(What you need to do): A complete, exact copy of the records below is the required result.

(The input):

○ ○ ○ ○

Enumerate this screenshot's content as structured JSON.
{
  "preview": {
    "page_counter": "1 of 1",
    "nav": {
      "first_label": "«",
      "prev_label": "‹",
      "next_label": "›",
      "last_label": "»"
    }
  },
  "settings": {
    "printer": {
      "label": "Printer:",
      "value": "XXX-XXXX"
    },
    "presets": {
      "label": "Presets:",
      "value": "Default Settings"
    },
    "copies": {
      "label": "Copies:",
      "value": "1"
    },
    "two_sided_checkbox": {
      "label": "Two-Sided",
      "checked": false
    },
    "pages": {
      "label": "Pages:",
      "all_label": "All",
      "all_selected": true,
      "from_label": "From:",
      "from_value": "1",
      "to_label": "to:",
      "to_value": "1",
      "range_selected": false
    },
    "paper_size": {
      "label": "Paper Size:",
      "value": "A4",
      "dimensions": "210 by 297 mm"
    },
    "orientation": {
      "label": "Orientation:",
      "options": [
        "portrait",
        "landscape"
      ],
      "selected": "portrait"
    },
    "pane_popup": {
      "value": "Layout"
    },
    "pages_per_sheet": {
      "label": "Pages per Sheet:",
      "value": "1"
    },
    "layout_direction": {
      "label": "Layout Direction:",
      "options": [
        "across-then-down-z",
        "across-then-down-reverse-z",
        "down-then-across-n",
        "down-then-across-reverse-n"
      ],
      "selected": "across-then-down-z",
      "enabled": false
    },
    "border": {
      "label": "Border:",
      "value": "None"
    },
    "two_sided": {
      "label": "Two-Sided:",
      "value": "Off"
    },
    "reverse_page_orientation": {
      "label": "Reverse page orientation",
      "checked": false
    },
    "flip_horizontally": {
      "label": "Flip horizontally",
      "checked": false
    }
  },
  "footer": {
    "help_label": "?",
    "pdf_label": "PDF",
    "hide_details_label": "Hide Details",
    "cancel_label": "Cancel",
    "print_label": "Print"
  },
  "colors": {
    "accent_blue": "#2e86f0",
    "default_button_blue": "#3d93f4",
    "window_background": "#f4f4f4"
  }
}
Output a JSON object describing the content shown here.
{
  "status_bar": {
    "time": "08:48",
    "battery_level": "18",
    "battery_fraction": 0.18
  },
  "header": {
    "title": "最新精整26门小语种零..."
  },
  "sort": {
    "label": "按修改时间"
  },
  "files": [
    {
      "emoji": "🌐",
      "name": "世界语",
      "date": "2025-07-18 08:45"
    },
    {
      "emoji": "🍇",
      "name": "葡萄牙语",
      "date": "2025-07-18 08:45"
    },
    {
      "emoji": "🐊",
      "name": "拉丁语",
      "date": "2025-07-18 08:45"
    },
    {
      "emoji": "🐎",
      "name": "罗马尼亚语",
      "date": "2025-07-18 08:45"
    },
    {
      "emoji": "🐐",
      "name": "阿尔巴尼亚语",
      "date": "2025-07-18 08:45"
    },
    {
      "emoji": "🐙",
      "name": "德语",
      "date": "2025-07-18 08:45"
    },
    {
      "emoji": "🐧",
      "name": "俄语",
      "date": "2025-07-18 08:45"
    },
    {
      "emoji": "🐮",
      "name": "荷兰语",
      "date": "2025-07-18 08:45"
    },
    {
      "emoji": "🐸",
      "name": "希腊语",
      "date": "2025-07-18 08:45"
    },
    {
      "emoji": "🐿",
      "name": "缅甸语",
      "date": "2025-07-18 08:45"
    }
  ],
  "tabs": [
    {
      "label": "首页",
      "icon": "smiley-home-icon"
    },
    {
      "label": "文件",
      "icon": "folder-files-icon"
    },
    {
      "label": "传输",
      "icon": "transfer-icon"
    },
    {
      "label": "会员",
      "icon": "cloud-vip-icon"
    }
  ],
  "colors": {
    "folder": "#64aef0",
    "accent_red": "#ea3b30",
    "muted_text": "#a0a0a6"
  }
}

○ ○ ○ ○

(Reply):
Enumerate this screenshot's content as structured JSON.
{
  "preview": {
    "page_counter": "1 of 1",
    "nav": {
      "first_label": "«",
      "prev_label": "‹",
      "next_label": "›",
      "last_label": "»"
    }
  },
  "settings": {
    "printer": {
      "label": "Printer:",
      "value": "XXX-XXXX"
    },
    "presets": {
      "label": "Presets:",
      "value": "Default Settings"
    },
    "copies": {
      "label": "Copies:",
      "value": "1"
    },
    "two_sided_checkbox": {
      "label": "Two-Sided",
      "checked": false
    },
    "pages": {
      "label": "Pages:",
      "all_label": "All",
      "all_selected": true,
      "from_label": "From:",
      "from_value": "1",
      "to_label": "to:",
      "to_value": "1",
      "range_selected": false
    },
    "paper_size": {
      "label": "Paper Size:",
      "value": "A4",
      "dimensions": "210 by 297 mm"
    },
    "orientation": {
      "label": "Orientation:",
      "options": [
        "portrait",
        "landscape"
      ],
      "selected": "portrait"
    },
    "pane_popup": {
      "value": "Layout"
    },
    "pages_per_sheet": {
      "label": "Pages per Sheet:",
      "value": "1"
    },
    "layout_direction": {
      "label": "Layout Direction:",
      "options": [
        "across-then-down-z",
        "across-then-down-reverse-z",
        "down-then-across-n",
        "down-then-across-reverse-n"
      ],
      "selected": "across-then-down-z",
      "enabled": false
    },
    "border": {
      "label": "Border:",
      "value": "None"
    },
    "two_sided": {
      "label": "Two-Sided:",
      "value": "Off"
    },
    "reverse_page_orientation": {
      "label": "Reverse page orientation",
      "checked": false
    },
    "flip_horizontally": {
      "label": "Flip horizontally",
      "checked": false
    }
  },
  "footer": {
    "help_label": "?",
    "pdf_label": "PDF",
    "hide_details_label": "Hide Details",
    "cancel_label": "Cancel",
    "print_label": "Print"
  },
  "colors": {
    "accent_blue": "#2e86f0",
    "default_button_blue": "#3d93f4",
    "window_background": "#f4f4f4"
  }
}
Output a JSON object describing the content shown here.
{
  "status_bar": {
    "time": "08:48",
    "battery_level": "18",
    "battery_fraction": 0.18
  },
  "header": {
    "title": "最新精整26门小语种零..."
  },
  "sort": {
    "label": "按修改时间"
  },
  "files": [
    {
      "emoji": "🌐",
      "name": "世界语",
      "date": "2025-07-18 08:45"
    },
    {
      "emoji": "🍇",
      "name": "葡萄牙语",
      "date": "2025-07-18 08:45"
    },
    {
      "emoji": "🐊",
      "name": "拉丁语",
      "date": "2025-07-18 08:45"
    },
    {
      "emoji": "🐎",
      "name": "罗马尼亚语",
      "date": "2025-07-18 08:45"
    },
    {
      "emoji": "🐐",
      "name": "阿尔巴尼亚语",
      "date": "2025-07-18 08:45"
    },
    {
      "emoji": "🐙",
      "name": "德语",
      "date": "2025-07-18 08:45"
    },
    {
      "emoji": "🐧",
      "name": "俄语",
      "date": "2025-07-18 08:45"
    },
    {
      "emoji": "🐮",
      "name": "荷兰语",
      "date": "2025-07-18 08:45"
    },
    {
      "emoji": "🐸",
      "name": "希腊语",
      "date": "2025-07-18 08:45"
    },
    {
      "emoji": "🐿",
      "name": "缅甸语",
      "date": "2025-07-18 08:45"
    }
  ],
  "tabs": [
    {
      "label": "首页",
      "icon": "smiley-home-icon"
    },
    {
      "label": "文件",
      "icon": "folder-files-icon"
    },
    {
      "label": "传输",
      "icon": "transfer-icon"
    },
    {
      "label": "会员",
      "icon": "cloud-vip-icon"
    }
  ],
  "colors": {
    "folder": "#64aef0",
    "accent_red": "#ea3b30",
    "muted_text": "#a0a0a6"
  }
}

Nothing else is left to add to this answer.